Susan Barclay-Nichols said...

Nicole, if you ever want to set up some groups for the kids in your tribe, let me know as I have so many hand outs and lesson plans and ingredient/supply lists for so many different crafts. Consider a board/card game night as a way to connect with youth.
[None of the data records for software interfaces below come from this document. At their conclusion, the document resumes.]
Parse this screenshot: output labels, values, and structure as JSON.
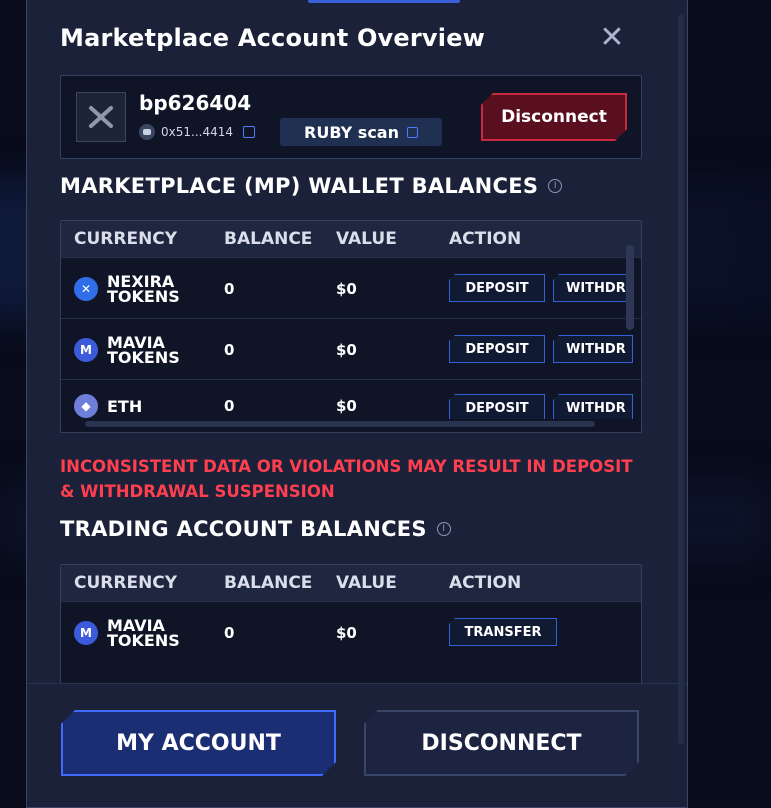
{
  "modal": {
    "title": "Marketplace Account Overview",
    "close_icon": "close-icon"
  },
  "account": {
    "username": "bp626404",
    "address": "0x51...4414",
    "ruby_scan_label": "RUBY scan",
    "disconnect_label": "Disconnect"
  },
  "mp_wallet": {
    "title": "Marketplace (MP) Wallet Balances",
    "headers": [
      "Currency",
      "Balance",
      "Value",
      "Action"
    ],
    "rows": [
      {
        "currency": "Nexira Tokens",
        "icon": "nexira-icon",
        "balance": "0",
        "value": "$0",
        "deposit": "Deposit",
        "withdraw": "Withdr"
      },
      {
        "currency": "Mavia Tokens",
        "icon": "mavia-icon",
        "balance": "0",
        "value": "$0",
        "deposit": "Deposit",
        "withdraw": "Withdr"
      },
      {
        "currency": "ETH",
        "icon": "eth-icon",
        "balance": "0",
        "value": "$0",
        "deposit": "Deposit",
        "withdraw": "Withdr"
      }
    ]
  },
  "warning": "Inconsistent data or violations may result in deposit & withdrawal suspension",
  "trading": {
    "title": "Trading Account Balances",
    "headers": [
      "Currency",
      "Balance",
      "Value",
      "Action"
    ],
    "rows": [
      {
        "currency": "Mavia Tokens",
        "icon": "mavia-icon",
        "balance": "0",
        "value": "$0",
        "action": "Transfer"
      }
    ]
  },
  "footer": {
    "my_account_label": "My Account",
    "disconnect_label": "Disconnect"
  },
  "colors": {
    "accent": "#3f6cff",
    "danger": "#ff3f4f",
    "modal_bg": "#1a2138"
  }
}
We've been running ours for 11 years, and we still get a full house every month!